This week’s BlogAzeroth shared topic (proposed by RestoDude) is about helping out your groupmates – protecting and assisting the other members, and so on. While I think the original topic may have been meant to refer to abilities or strategies ingame, in a multiplayer game like WoW it’s equally vital to consider ways to help and support your groupmates in a social sense.
This girl essentially exists because I want to tank on Dhakeilh and am too much of a chicken to start learning at higher levels (and also because I fell in love with the white druid forms. Different topic!). Most of her time is spent tanking instances, more or less ineptly, and a run through Shadowfang Keep this week is where we meet the shared topic.
I find tanking very intimidating. I know I’m not alone in this, judging by the huge number of other posts and comments out there saying the same thing, but that doesn’t make it any easier to check the blue box (take the blue pill…?) on the dungeon finder and frantically hope your groupmates will be at least civilised, if not friendly. And, of course – as with everything – as I get more intimidated, I get less accurate with my reactions and more flustered. This has on occasion led directly to wipes, which always make me reach for the Whip of Self-Flagellation and, of course, tends to perpetuate the cycle.
The contribution of the other group members to a tank’s mental state is perhaps obvious, but bears restating. An experienced and confident tank can of course shrug off the comments; after all, he knows what he’s doing, and if they don’t like it, screw them.
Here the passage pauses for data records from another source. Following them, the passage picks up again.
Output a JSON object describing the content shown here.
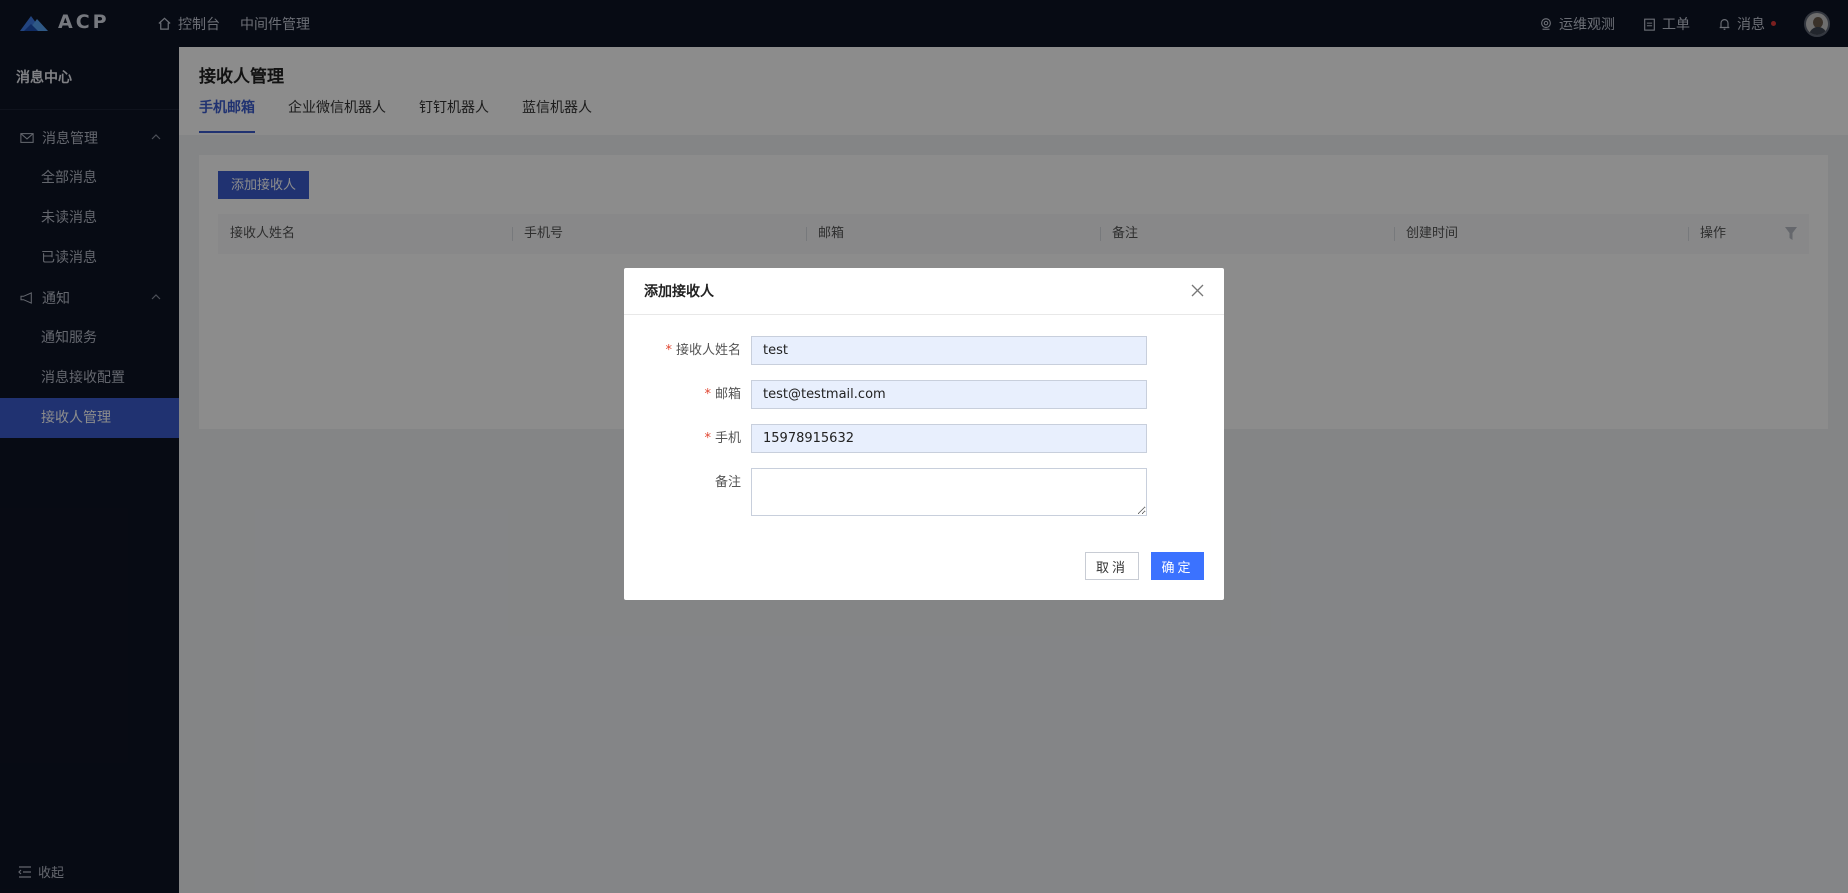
{
  "brand": {
    "name": "ACP"
  },
  "topnav": {
    "items": [
      {
        "label": "控制台",
        "icon": "home-icon"
      },
      {
        "label": "中间件管理"
      }
    ]
  },
  "topright": {
    "ops": "运维观测",
    "ticket": "工单",
    "messages": "消息",
    "message_dot_color": "#e03a3a"
  },
  "sidebar": {
    "title": "消息中心",
    "groups": [
      {
        "label": "消息管理",
        "icon": "mail-icon",
        "items": [
          "全部消息",
          "未读消息",
          "已读消息"
        ]
      },
      {
        "label": "通知",
        "icon": "megaphone-icon",
        "items": [
          "通知服务",
          "消息接收配置",
          "接收人管理"
        ]
      }
    ],
    "active_item": "接收人管理",
    "collapse": "收起",
    "active_color": "#3b5cce"
  },
  "page": {
    "title": "接收人管理",
    "tabs": [
      "手机邮箱",
      "企业微信机器人",
      "钉钉机器人",
      "蓝信机器人"
    ],
    "active_tab": "手机邮箱",
    "add_button": "添加接收人",
    "columns": [
      "接收人姓名",
      "手机号",
      "邮箱",
      "备注",
      "创建时间",
      "操作"
    ]
  },
  "modal": {
    "title": "添加接收人",
    "fields": {
      "name": {
        "label": "接收人姓名",
        "required": true,
        "value": "test"
      },
      "email": {
        "label": "邮箱",
        "required": true,
        "value": "test@testmail.com"
      },
      "phone": {
        "label": "手机",
        "required": true,
        "value": "15978915632"
      },
      "remark": {
        "label": "备注",
        "required": false,
        "value": ""
      }
    },
    "required_mark": "*",
    "cancel": "取消",
    "ok": "确定",
    "ok_color": "#3b72ff"
  }
}
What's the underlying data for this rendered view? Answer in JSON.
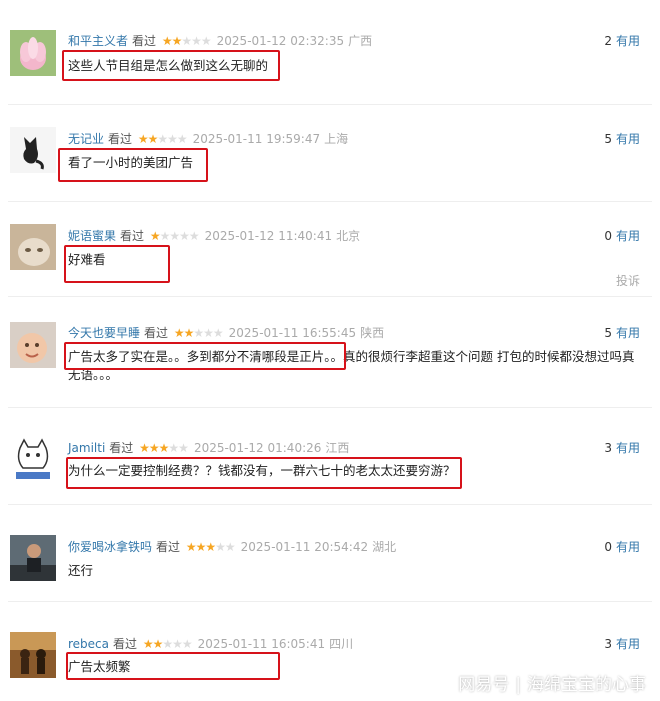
{
  "votes_label": "有用",
  "report_label": "投诉",
  "watched_label": "看过",
  "colors": {
    "highlight": "#d6121a",
    "user": "#3377aa",
    "star_on": "#f6a623"
  },
  "comments": [
    {
      "user": "和平主义者",
      "stars": 2,
      "time": "2025-01-12 02:32:35",
      "location": "广西",
      "votes": "2",
      "content": "这些人节目组是怎么做到这么无聊的",
      "avatar_icon": "lotus-flower-avatar"
    },
    {
      "user": "无记业",
      "stars": 2,
      "time": "2025-01-11 19:59:47",
      "location": "上海",
      "votes": "5",
      "content": "看了一小时的美团广告",
      "avatar_icon": "black-cat-avatar"
    },
    {
      "user": "妮语蜜果",
      "stars": 1,
      "time": "2025-01-12 11:40:41",
      "location": "北京",
      "votes": "0",
      "content": "好难看",
      "avatar_icon": "cat-photo-avatar"
    },
    {
      "user": "今天也要早睡",
      "stars": 2,
      "time": "2025-01-11 16:55:45",
      "location": "陕西",
      "votes": "5",
      "content": "广告太多了实在是。。多到都分不清哪段是正片。。真的很烦行李超重这个问题 打包的时候都没想过吗真无语。。。",
      "avatar_icon": "baby-avatar"
    },
    {
      "user": "Jamilti",
      "stars": 3,
      "time": "2025-01-12 01:40:26",
      "location": "江西",
      "votes": "3",
      "content": "为什么一定要控制经费？？钱都没有，一群六七十的老太太还要穷游？",
      "avatar_icon": "cartoon-cat-avatar"
    },
    {
      "user": "你爱喝冰拿铁吗",
      "stars": 3,
      "time": "2025-01-11 20:54:42",
      "location": "湖北",
      "votes": "0",
      "content": "还行",
      "avatar_icon": "person-photo-avatar"
    },
    {
      "user": "rebeca",
      "stars": 2,
      "time": "2025-01-11 16:05:41",
      "location": "四川",
      "votes": "3",
      "content": "广告太频繁",
      "avatar_icon": "figures-photo-avatar"
    }
  ],
  "watermark": {
    "brand": "网易号",
    "separator": "|",
    "author": "海绵宝宝的心事"
  }
}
For less confident tanks, though, the group can make all the difference to their comfort level and, therefore, to their performance. There is a world of difference between the group where the refrain is ‘gogogogo…pull faster…pull bigger…come on failtank’ and one where not much is said, but the underlying attitude is ‘take your time, do it right, mistakes happen.’ A group doesn’t have to be a mutual admiration society with compliments every twelve seconds to maintain a supportive atmosphere.
Not being entirely oblivious, I realise this is a very optimistic and idealistic attitude to WoW – particularly as applied to PUGs. However, the abovementioned SFK run, which was a PUG with four complete strangers, showed me that it is possible; not once did someone complain about the tanking, the healing or anything else, even though both myself and the healer were new at our roles. As a consequence, a group with no members over level 20 dealt with the instance with a minimum of trouble, and I zoned out at the end feeling over the moon. I could tank!
I question whether that instance would even have been possible for me to tank with a group that pushed me to pull faster, or spammed party chat with demands for heals. This group wasn’t chatty or overly friendly, just quietly supportive and occasionally patient. Is a tank (or anyone else) responsible for her own performance? Absolutely. Can the group members contribute to or detract from that performance just by their attitude and presence in party/raid chat? Without a doubt.
So, many thanks to Edaedia (priest), Gnomophobia (warlock), Floor (mage) and gnome-rogue-whose-name-I’ve-forgotten-sorry!, for a fun and confidence-building run – and for the reminder that sometimes the best thing we can do to help and assist others in our group is to be nice.